WORK INSTRUCTION: Retrieve every line from the records in which the word "icon" occurs.

GIVEN INFORMATION:
○ ○ ○ ○ ○

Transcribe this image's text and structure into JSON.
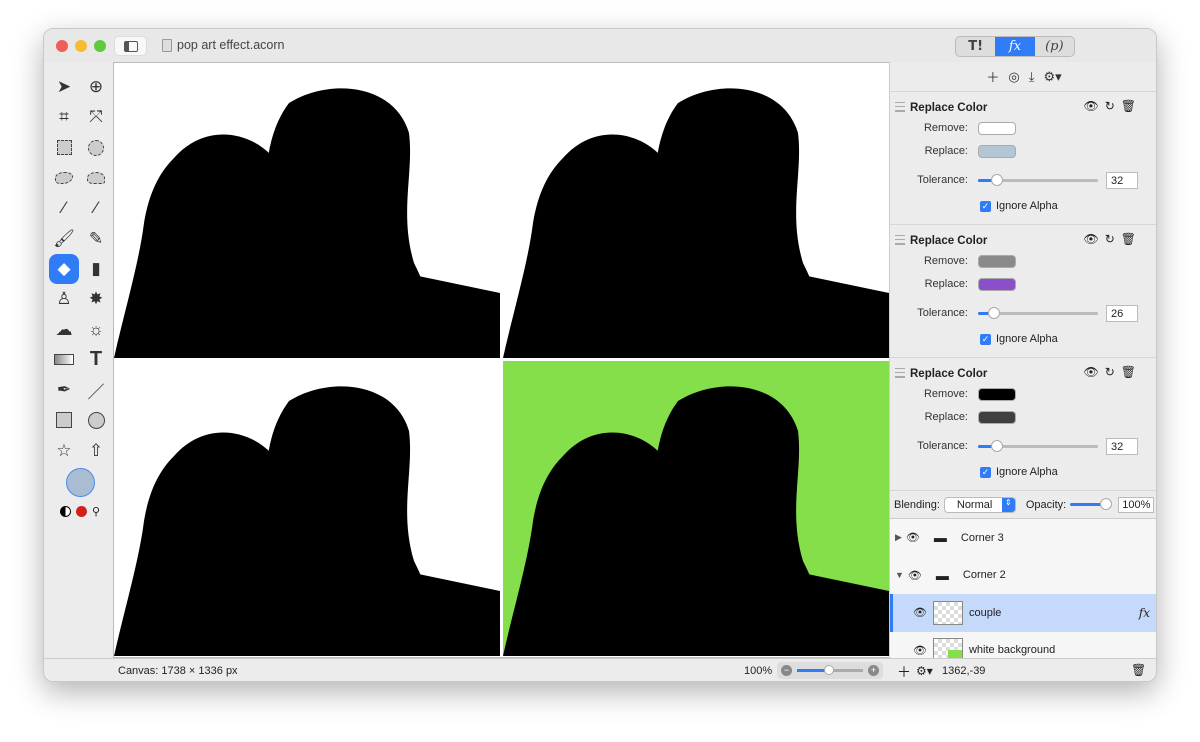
{
  "window": {
    "title": "pop art effect.acorn"
  },
  "panel_tabs": [
    {
      "label": "T!",
      "active": false
    },
    {
      "label": "fx",
      "active": true
    },
    {
      "label": "(p)",
      "active": false
    }
  ],
  "panel_toolbar": [
    "plus-icon",
    "filter-stack-icon",
    "download-icon",
    "gear-menu-icon"
  ],
  "tools": [
    "arrow",
    "zoom",
    "crop",
    "transform",
    "rect-select",
    "ellipse-select",
    "lasso",
    "polygon-lasso",
    "magic-wand",
    "color-wand",
    "brush",
    "pencil",
    "fill-bucket",
    "eraser",
    "stamp",
    "smudge",
    "cloud",
    "sun",
    "gradient",
    "text",
    "pen",
    "line",
    "rectangle",
    "circle",
    "star",
    "arrow-shape"
  ],
  "selected_tool": "fill-bucket",
  "colors": {
    "foreground": "#a9bdd2",
    "accent": "#2f7cf6",
    "green_bg": "#84df4a"
  },
  "filters": [
    {
      "title": "Replace Color",
      "remove_label": "Remove:",
      "replace_label": "Replace:",
      "tolerance_label": "Tolerance:",
      "remove_color": "#ffffff",
      "replace_color": "#b3c6d6",
      "tolerance": "32",
      "ignore_alpha": "Ignore Alpha",
      "checked": true
    },
    {
      "title": "Replace Color",
      "remove_label": "Remove:",
      "replace_label": "Replace:",
      "tolerance_label": "Tolerance:",
      "remove_color": "#8a8a8a",
      "replace_color": "#8a4fc9",
      "tolerance": "26",
      "ignore_alpha": "Ignore Alpha",
      "checked": true
    },
    {
      "title": "Replace Color",
      "remove_label": "Remove:",
      "replace_label": "Replace:",
      "tolerance_label": "Tolerance:",
      "remove_color": "#000000",
      "replace_color": "#3f3f3f",
      "tolerance": "32",
      "ignore_alpha": "Ignore Alpha",
      "checked": true
    }
  ],
  "blend": {
    "label": "Blending:",
    "value": "Normal",
    "opacity_label": "Opacity:",
    "opacity": "100%"
  },
  "layers": [
    {
      "name": "Corner 3",
      "type": "group",
      "expanded": false
    },
    {
      "name": "Corner 2",
      "type": "group",
      "expanded": true
    },
    {
      "name": "couple",
      "type": "image",
      "selected": true,
      "fx": "fx"
    },
    {
      "name": "white background",
      "type": "image"
    }
  ],
  "status": {
    "canvas": "Canvas: 1738 × 1336 px",
    "zoom": "100%",
    "coords": "1362,-39"
  }
}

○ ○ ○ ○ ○

EXERCISE RESPONSE:
    "plus-icon",
    "filter-stack-icon",
    "download-icon",
    "gear-menu-icon"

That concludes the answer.